ABOUT 100 vehicles were gutted by a massive fire at an EV parking facility in Delhi’s Jamia Nagar area earlier this week in the latest headache for India’s booming electric vehicle industry.
Destroyed in the blaze were at least 30 brand new e-rickshaws, 50 older models, 10 cars, two scooters and a motorcycle.
The Delhi Fire Department, which needed 11 fire tenders to help bring the fire under control, said the cause was likely to have been an electrical short circuit.
It was the biggest EV-related fire to have been reported in the country.
The national government has been cracking down on electric vehicle manufacturers whose scooters have been catching fire and ordered the Defence Research & Development Organisation (DRDO) to investigate incidents.
Reports of electric scooters have become commonplace in India, which has by far the world’s biggest scooter and motorcycle market.
The DRDO had already blamed bad battery design and serious defects in batteries and EV modules for the spate of fires and ordered manufacturers Ola, Okinawa and Pure EV to give their version before it takes action.

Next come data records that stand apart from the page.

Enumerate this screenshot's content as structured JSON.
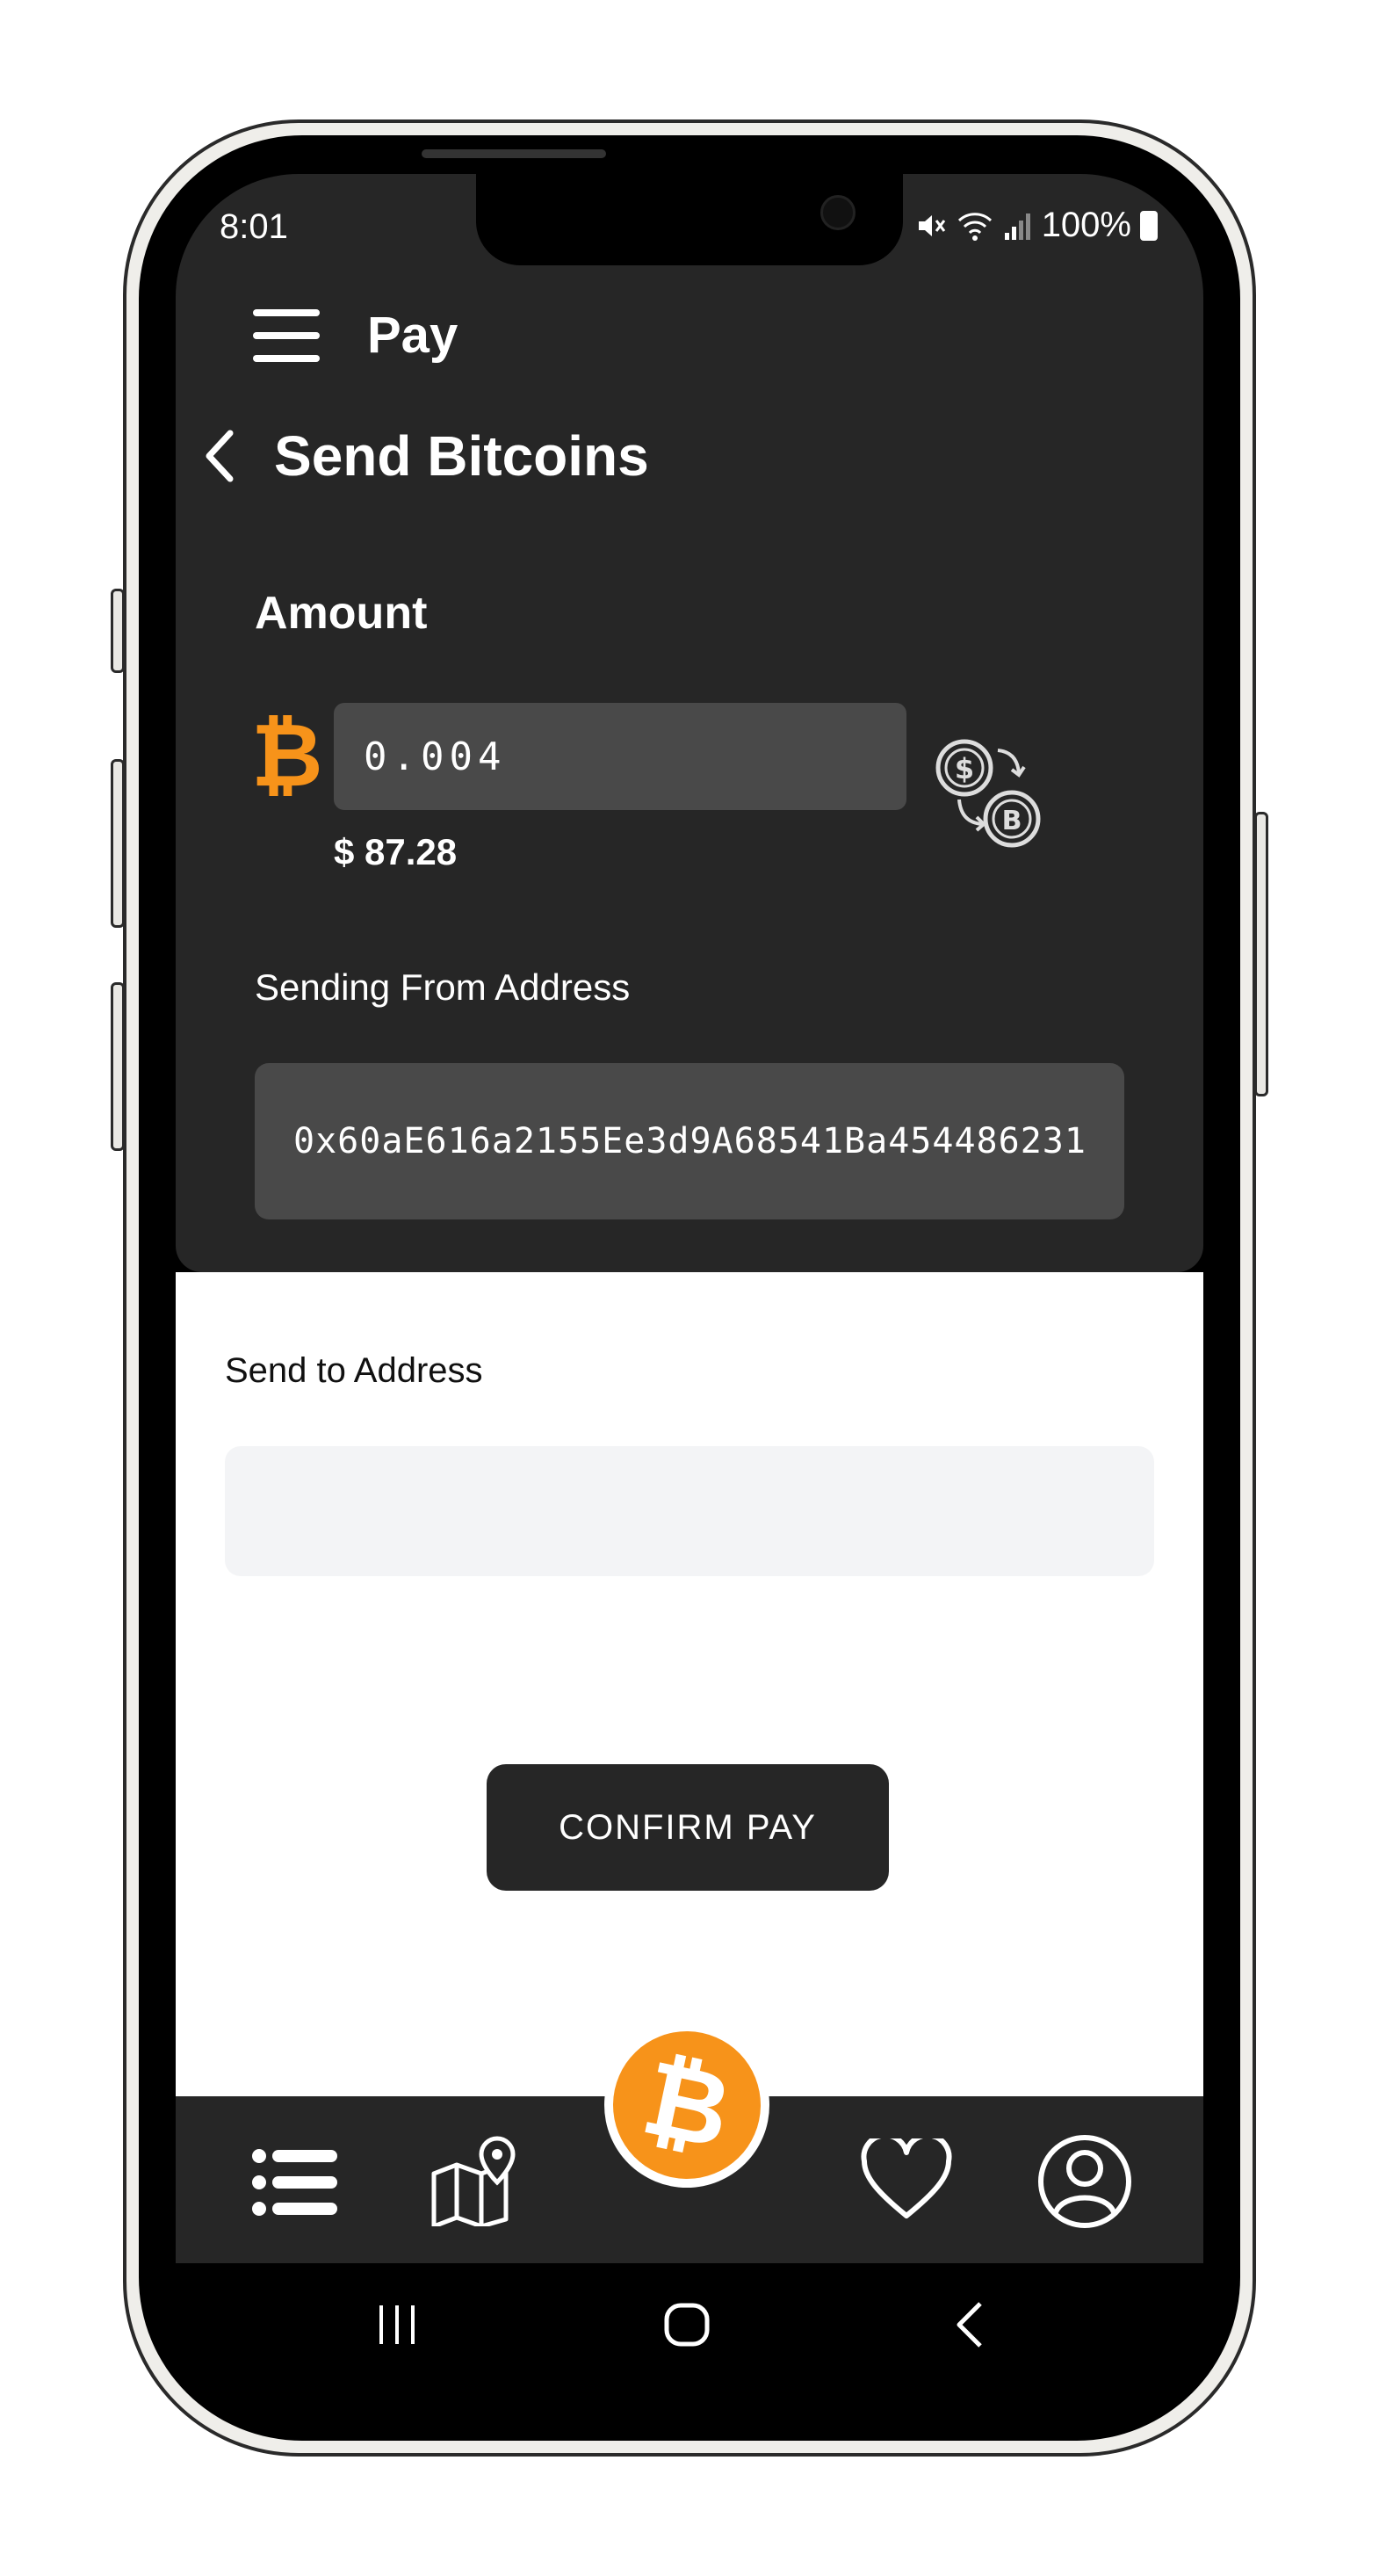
{
  "status_bar": {
    "time": "8:01",
    "battery": "100%"
  },
  "header": {
    "title": "Pay"
  },
  "page": {
    "title": "Send Bitcoins"
  },
  "amount": {
    "label": "Amount",
    "currency_symbol": "₿",
    "value": "0.004",
    "usd_value": "$ 87.28"
  },
  "sending_from": {
    "label": "Sending From Address",
    "address": "0x60aE616a2155Ee3d9A68541Ba454486231"
  },
  "send_to": {
    "label": "Send to Address",
    "value": ""
  },
  "confirm_button": {
    "label": "CONFIRM PAY"
  },
  "bottom_nav": {
    "items": [
      {
        "icon": "list-icon"
      },
      {
        "icon": "map-pin-icon"
      },
      {
        "icon": "bitcoin-icon",
        "symbol": "₿"
      },
      {
        "icon": "heart-icon"
      },
      {
        "icon": "profile-icon"
      }
    ]
  },
  "colors": {
    "accent": "#f7931a",
    "dark_panel": "#262626",
    "input_dark": "#494949",
    "input_light": "#f3f4f6"
  }
}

At least four videos of e-scooters in flames have gone viral in the past few days, raising concerns about the safety of green two-wheelers.
In one case, two people were killed.
Industry executives say the incidents could cut the growth rate and supply of EVs in the short term.
Sales of electric two-wheelers in India increased 132 per cent in 2021, the Society of Manufacturers of Electric Vehicles (SMEV) said in a new report.
A total of 233,971 electric two-wheelers were sold in 2021, reflecting a 123 per cent increase on 2020 — and the figure is expected to reach 350,000 this year.
The nation sells about 20 million motorcycles a year. Most are regular petrol-powered machines, but the electrics are a growing market — and a growing pain for authorities.
Industry experts say there is no one single reason for the cause of fires in EVs.
Lithium-ion batteries, which are powering everything from EVs to smartphones can catch fire if they are improperly manufactured or damaged.
They can also catch fire if the software that operates the battery is not designed correctly.
Speculation is that most of the recent incidents happened because of ‘thermal runaway’ phenomena, where a chain reaction occurs when internal temperature and pressure, due to overheating, rises at a much faster pace than can be dissipated by the battery.
Hero Electric, with 34 per cent market share, is the top seller, followed by Okinawa (22 per cent) and Ather (12 per cent) — but there are many all-new brands out there and some say they’re trying to cash in on the boom without having the expertise to produce machines less likely to implode.
Electric two-wheelers that can to 25km/h require a full drivers licence and that sector last year grew 425 per cent, compared to low-speed counterparts which grew by only 24 per cent.